For one, as many of you might have noticed, the line that Jesus cries is an Aramaic translation of the opening line of Psalm 22. As you turn to Psalm 22, you can see in this Psalm images that bring do mind what Jesus might have experienced during his crucifixion:

Verses 7-8 – All who see me mock me; they hurl insults, shaking their heads; He trusts in the Lord; let the lord rescue him… (Mark 15.20, 29-32)

Verse 15b – my tongue sticks to the roof of my mouth (John 19.28)

Verse 16-18 – Dogs have surrounded me; a band of evil men has encircled me, they have pierced my hands and my feet. I can count all of my bones; people stare and gloat over me. They divide my garments among them and cast lots for my clothing. (Mark 15.24)

Yet if we keep reading this Psalm we notice that it does not continue this theme of abandonment, but a hope of rescue. It does not end in a theme of defeat but of triumph.

Verse 24 – For he has not despised or disdained the suffering of the afflicted one; he has not hidden his face from him but has listened to his cry for help.

Verse 25 – From you comes the theme of my praise in the great assembly…

Verse 31 – They will proclaim his righteousness to a people yet unborn – for he has done it (that is delivered the suffering one).

As one reads this Psalm, one cannot but recall the scene at the Cross. I do believe that the crafting of the scene of the crucifixion was done purposely alluding to Psalm 22, prompted by the words from Jesus’ mouth. Jesus, I believe, is identifying with the righteous sufferer in Psalm 22 (which is a theme in several of the psalms). He calls out to God wondering why he is suffering unjustly, asking God why he doesn’t vindicate him. But he realizes, in spite of his unjust circumstances, that God will hear his cry and will rescue him and in the end the righteous sufferer will praise God. To me, the important line in Psalm 22, is verse 24 where the righteous sufferer believes that God has not hidden his face from him but heard his cry for help. Therefore, in spite of the fact that Jesus was experiencing anguish that no human being will ever be able to fathom, God did not turn his back on his son, but heard his cry and delivered him from the wrath that he faced.

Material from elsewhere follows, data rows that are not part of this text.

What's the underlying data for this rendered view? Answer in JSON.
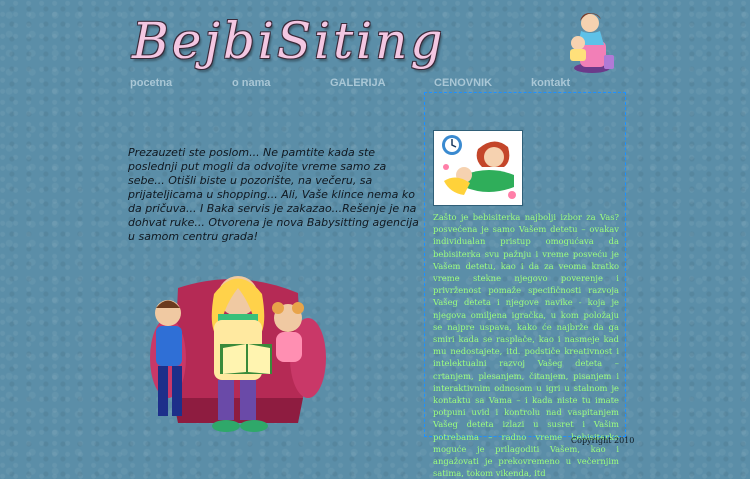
{
  "brand": {
    "logo_text": "BejbiSiting"
  },
  "nav": {
    "items": [
      {
        "label": "pocetna"
      },
      {
        "label": "o nama"
      },
      {
        "label": "GALERIJA"
      },
      {
        "label": "CENOVNIK"
      },
      {
        "label": "kontakt"
      }
    ]
  },
  "main": {
    "intro_text": "Prezauzeti ste poslom... Ne pamtite kada ste poslednji put mogli da odvojite vreme samo za sebe... Otišli biste u pozorište, na večeru, sa prijateljicama u shopping... Ali, Vaše klince nema ko da pričuva... I Baka servis je zakazao...Rešenje je na dohvat ruke... Otvorena je nova Babysitting agencija u samom centru grada!"
  },
  "sidebar": {
    "text": "Zašto je bebisiterka najbolji izbor za Vas? posvećena je samo Vašem detetu – ovakav individualan pristup omogućava da bebisiterka svu pažnju i vreme posveću je Vašem detetu, kao i da za veoma kratko vreme stekne njegovo poverenje i privrženost pomaže specifičnosti razvoja Vašeg deteta i njegove navike - koja je njegova omiljena igračka, u kom položaju se najpre uspava, kako će najbrže da ga smiri kada se rasplače, kao i nasmeje kad mu nedostajete, itd. podstiče kreativnost i intelektualni razvoj Vašeg deteta – crtanjem, plesanjem, čitanjem, pisanjem i interaktivnim odnosom u igri u stalnom je kontaktu sa Vama – i kada niste tu imate potpuni uvid i kontrolu nad vaspitanjem Vašeg deteta izlazi u susret i Vašim potrebama – radno vreme bebisiterke moguće je prilagoditi Vašem, kao i angažovati je prekovremeno u večernjim satima, tokom vikenda, itd"
  },
  "footer": {
    "copyright": "Copyright 2010"
  },
  "colors": {
    "background": "#5b8ea8",
    "nav_link": "#a9c7d6",
    "logo_fill": "#f3c7e2",
    "side_text": "#9dff7e",
    "panel_border": "#1e90ff"
  },
  "icons": {
    "mom_and_child": "mom-child-clipart",
    "mother_reading": "mother-reading-clipart",
    "sitter_playing": "babysitter-clipart"
  }
}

3 comments:

matt gallion said...

man oh man. moltmann's take on this in the crucified God is fantastic. i'm not sure i could adequately cover it, so i simply have to point you his way.

good stuff.

billy v said...

Great suggestion, Matt. I have been meaning to read that for years and haven't got around to it. Now I must.

The MAN Fan Club said...

I can only imagine the disgust Jesus might have felt with the burden of ALL man's sins for eternity sake. I do not feel he would have necessarily said that because God turned his back on him. Just the human side of Jesus as man in the flesh.